● **Assignment**
Within the data below, state how many lines contain the string "uptake". Provide the number only.

● **Element data from apps and pages**
=== Section Start ===

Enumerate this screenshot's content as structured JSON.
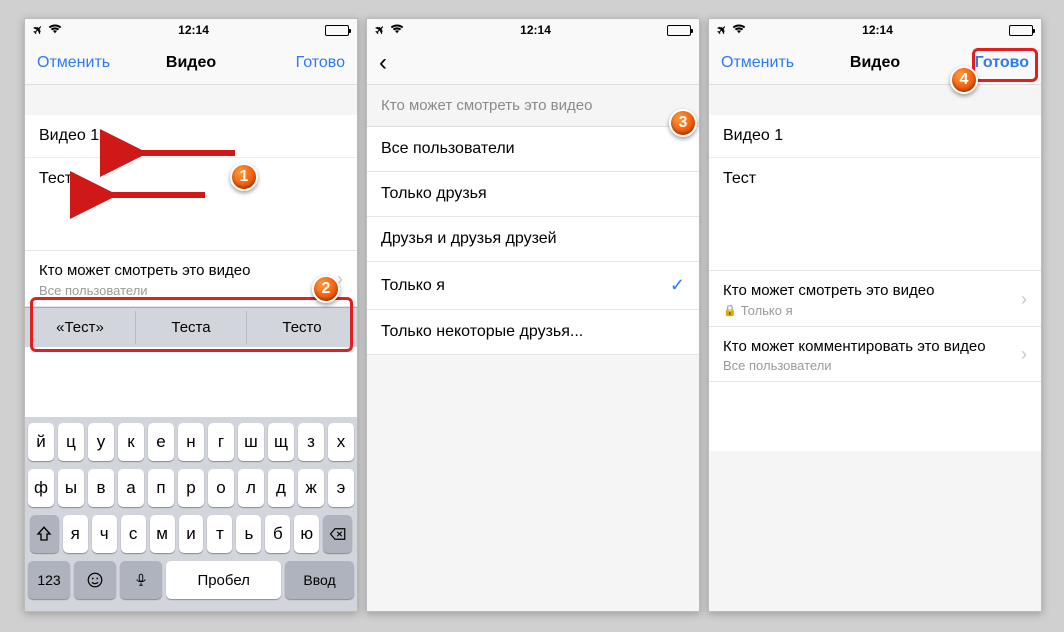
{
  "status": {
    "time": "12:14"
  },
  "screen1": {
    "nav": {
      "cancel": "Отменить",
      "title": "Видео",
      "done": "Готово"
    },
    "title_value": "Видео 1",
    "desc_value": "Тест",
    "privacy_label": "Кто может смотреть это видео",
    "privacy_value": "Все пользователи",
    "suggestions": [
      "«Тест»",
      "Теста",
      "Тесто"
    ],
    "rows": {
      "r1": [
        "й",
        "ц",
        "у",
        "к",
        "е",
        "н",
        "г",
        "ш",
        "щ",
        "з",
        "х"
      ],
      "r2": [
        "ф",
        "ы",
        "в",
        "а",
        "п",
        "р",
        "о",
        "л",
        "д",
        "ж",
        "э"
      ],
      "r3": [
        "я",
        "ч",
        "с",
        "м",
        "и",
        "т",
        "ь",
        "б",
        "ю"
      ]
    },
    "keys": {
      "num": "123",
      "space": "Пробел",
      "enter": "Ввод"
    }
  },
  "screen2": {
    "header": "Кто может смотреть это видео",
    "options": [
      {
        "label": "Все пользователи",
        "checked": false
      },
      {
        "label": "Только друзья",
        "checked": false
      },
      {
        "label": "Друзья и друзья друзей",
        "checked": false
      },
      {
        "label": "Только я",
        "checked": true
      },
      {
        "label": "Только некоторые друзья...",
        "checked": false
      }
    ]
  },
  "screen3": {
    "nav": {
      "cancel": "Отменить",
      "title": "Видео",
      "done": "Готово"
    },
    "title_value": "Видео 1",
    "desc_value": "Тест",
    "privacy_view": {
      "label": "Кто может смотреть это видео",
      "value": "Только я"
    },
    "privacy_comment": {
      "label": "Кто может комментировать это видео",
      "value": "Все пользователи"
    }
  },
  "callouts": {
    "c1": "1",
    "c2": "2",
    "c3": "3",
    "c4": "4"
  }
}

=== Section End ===
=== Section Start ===

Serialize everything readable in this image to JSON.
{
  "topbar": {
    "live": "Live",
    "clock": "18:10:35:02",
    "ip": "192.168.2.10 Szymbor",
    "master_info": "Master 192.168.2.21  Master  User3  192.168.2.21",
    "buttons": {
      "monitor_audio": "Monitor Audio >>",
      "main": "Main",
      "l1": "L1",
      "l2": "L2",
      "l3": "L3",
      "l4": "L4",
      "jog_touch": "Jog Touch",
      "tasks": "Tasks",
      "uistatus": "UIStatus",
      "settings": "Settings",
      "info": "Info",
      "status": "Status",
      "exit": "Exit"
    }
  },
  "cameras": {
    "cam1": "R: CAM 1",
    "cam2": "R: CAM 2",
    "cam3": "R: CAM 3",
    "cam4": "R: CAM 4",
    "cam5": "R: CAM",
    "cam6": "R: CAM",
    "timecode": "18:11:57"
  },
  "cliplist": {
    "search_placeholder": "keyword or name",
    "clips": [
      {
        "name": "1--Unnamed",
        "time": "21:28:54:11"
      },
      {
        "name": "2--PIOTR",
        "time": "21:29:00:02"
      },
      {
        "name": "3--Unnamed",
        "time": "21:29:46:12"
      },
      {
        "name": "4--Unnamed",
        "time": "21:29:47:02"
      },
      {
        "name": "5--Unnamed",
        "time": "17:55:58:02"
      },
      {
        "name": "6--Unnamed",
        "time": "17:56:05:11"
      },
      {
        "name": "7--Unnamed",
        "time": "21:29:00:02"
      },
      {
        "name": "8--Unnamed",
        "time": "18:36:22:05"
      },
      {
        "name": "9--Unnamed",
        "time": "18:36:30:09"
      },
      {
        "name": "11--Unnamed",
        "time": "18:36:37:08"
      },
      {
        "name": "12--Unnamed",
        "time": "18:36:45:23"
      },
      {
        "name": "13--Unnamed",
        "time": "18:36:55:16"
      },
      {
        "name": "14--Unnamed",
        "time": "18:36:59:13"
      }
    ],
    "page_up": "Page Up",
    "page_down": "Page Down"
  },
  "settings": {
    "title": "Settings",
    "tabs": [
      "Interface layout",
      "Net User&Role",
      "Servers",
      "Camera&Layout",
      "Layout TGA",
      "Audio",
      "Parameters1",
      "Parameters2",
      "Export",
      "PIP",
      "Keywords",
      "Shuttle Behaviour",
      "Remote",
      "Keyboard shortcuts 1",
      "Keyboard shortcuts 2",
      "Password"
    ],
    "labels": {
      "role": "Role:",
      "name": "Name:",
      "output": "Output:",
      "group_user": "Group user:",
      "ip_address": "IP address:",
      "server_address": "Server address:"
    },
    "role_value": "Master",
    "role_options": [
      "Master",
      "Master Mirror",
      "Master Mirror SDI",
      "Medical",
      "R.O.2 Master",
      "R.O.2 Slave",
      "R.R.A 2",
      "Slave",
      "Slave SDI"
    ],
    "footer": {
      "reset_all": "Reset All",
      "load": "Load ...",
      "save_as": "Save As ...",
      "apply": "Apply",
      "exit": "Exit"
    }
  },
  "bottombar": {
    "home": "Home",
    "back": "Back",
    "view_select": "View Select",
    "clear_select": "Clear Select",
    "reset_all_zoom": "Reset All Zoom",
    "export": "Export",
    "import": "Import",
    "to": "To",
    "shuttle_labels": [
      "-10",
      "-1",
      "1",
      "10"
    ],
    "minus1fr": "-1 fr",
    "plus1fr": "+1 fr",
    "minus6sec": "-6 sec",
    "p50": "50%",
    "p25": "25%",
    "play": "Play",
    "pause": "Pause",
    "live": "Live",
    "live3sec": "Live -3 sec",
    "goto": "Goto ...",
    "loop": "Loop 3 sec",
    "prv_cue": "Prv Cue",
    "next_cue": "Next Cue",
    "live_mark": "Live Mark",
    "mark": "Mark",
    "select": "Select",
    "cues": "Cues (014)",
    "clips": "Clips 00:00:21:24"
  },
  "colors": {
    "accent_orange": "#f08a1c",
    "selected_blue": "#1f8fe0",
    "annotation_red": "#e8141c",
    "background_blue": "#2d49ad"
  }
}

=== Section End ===
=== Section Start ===

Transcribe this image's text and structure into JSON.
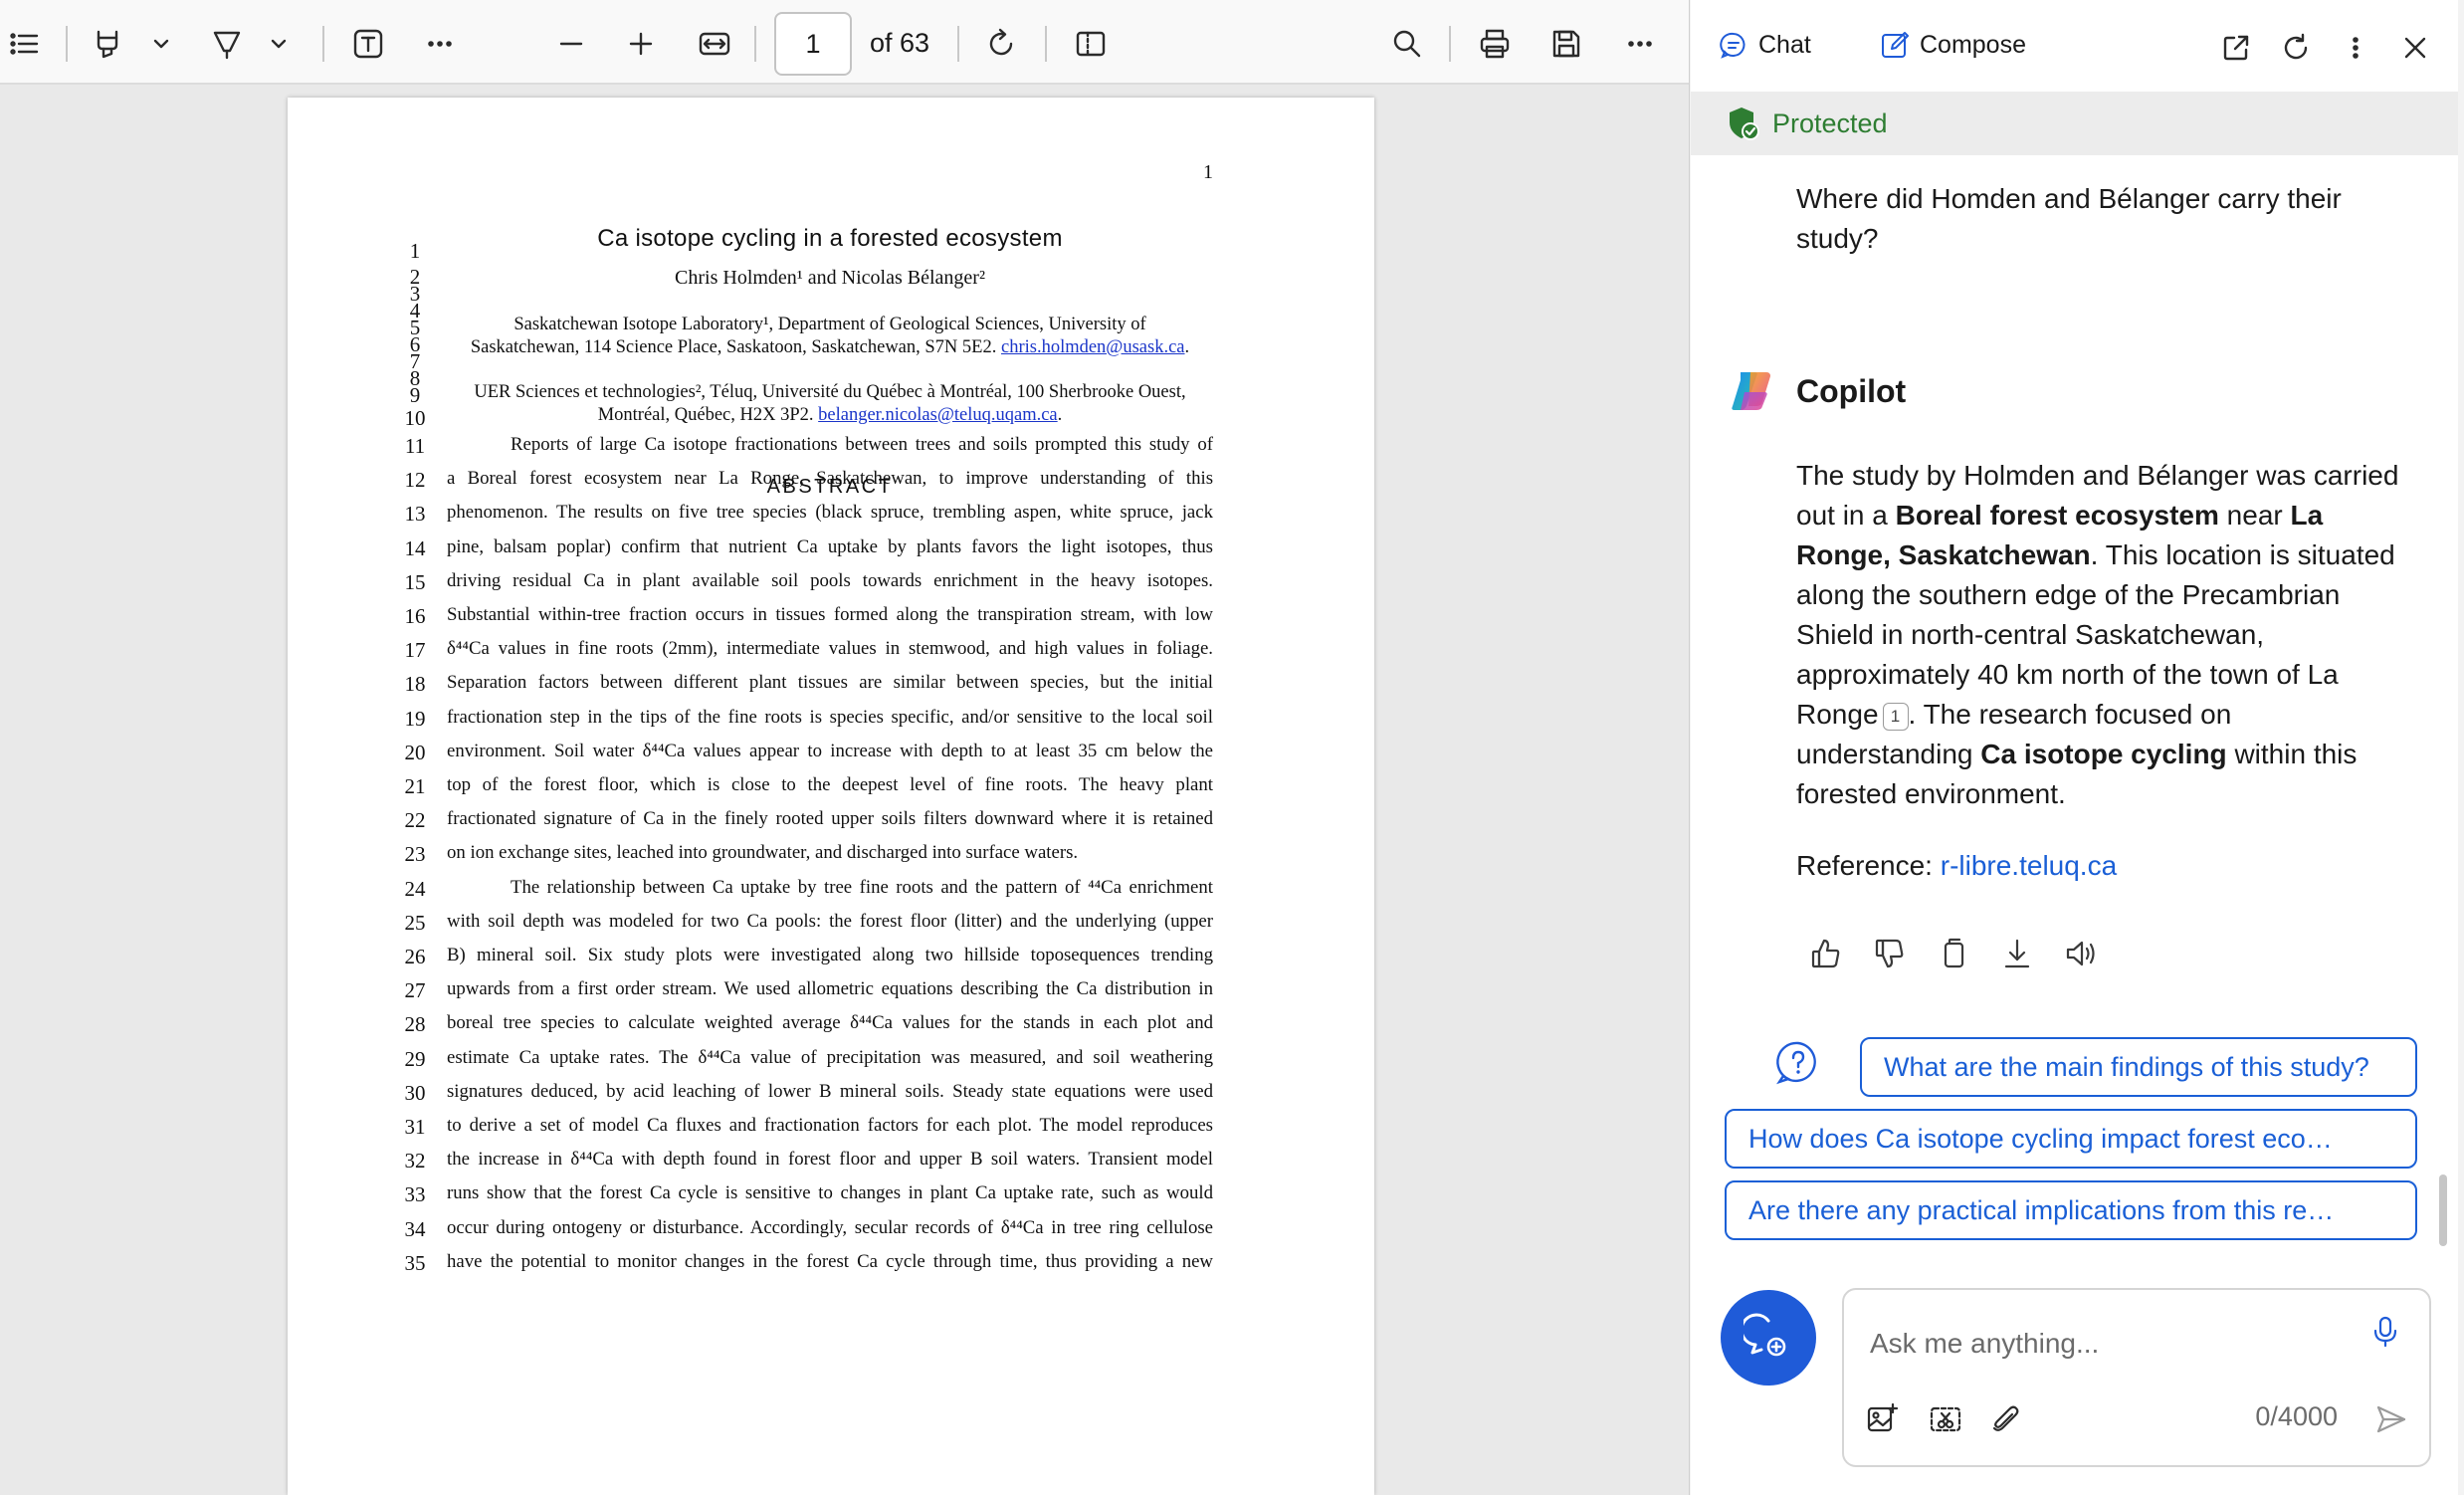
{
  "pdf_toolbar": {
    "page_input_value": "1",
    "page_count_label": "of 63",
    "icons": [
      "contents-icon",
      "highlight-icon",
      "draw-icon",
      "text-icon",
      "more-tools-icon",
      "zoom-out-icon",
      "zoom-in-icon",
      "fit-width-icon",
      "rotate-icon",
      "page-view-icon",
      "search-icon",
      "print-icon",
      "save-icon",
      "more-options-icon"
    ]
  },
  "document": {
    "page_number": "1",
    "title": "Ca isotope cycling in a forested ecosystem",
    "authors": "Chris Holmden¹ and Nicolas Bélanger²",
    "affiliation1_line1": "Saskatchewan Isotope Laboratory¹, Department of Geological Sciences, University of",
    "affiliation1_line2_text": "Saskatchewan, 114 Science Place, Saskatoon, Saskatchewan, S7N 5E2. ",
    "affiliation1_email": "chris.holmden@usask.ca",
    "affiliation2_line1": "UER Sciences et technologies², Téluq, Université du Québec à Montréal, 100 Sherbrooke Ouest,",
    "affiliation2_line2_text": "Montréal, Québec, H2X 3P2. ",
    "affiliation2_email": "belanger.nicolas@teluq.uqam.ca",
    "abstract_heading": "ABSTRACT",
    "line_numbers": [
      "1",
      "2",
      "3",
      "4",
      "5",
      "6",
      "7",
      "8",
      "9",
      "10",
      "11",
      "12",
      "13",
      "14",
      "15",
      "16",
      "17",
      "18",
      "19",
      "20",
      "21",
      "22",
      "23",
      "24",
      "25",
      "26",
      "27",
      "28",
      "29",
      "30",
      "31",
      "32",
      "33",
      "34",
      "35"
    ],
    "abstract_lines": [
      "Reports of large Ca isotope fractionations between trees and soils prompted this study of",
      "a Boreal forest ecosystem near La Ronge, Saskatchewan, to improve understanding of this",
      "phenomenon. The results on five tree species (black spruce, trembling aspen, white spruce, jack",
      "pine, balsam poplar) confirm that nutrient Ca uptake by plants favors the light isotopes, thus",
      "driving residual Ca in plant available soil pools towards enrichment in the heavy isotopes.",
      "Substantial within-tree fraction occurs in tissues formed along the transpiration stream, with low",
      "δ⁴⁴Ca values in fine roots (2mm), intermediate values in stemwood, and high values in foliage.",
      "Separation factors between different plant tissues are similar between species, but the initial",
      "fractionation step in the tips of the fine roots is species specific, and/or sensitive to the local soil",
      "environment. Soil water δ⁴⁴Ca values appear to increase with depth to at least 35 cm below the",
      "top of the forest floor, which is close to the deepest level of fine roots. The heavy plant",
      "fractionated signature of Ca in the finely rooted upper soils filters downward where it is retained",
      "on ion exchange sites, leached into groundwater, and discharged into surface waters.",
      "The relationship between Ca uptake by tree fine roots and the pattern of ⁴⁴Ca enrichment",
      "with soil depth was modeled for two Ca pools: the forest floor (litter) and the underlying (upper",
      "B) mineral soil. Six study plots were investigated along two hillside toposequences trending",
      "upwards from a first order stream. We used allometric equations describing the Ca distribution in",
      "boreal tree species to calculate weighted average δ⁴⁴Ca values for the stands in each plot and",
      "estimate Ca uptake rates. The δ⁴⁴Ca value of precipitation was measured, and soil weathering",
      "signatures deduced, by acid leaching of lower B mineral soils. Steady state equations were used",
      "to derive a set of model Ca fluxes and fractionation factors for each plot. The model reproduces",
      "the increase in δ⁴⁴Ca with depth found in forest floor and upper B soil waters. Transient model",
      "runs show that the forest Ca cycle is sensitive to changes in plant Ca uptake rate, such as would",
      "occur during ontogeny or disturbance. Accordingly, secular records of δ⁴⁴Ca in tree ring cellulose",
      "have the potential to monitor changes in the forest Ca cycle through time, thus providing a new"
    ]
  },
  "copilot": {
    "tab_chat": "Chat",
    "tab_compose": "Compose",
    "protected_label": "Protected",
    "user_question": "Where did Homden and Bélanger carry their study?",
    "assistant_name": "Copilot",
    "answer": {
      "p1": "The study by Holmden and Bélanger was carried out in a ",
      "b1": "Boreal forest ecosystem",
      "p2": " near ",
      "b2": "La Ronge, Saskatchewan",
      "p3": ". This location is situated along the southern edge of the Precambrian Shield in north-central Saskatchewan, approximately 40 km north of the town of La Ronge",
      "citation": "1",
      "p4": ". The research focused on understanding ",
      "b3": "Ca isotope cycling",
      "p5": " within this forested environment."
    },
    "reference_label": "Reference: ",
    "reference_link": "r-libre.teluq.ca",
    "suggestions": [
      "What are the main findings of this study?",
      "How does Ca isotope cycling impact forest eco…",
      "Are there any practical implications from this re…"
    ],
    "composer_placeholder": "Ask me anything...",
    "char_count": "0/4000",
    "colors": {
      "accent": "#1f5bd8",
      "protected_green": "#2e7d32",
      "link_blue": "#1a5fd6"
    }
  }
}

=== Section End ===

● **Result of the exercise**
4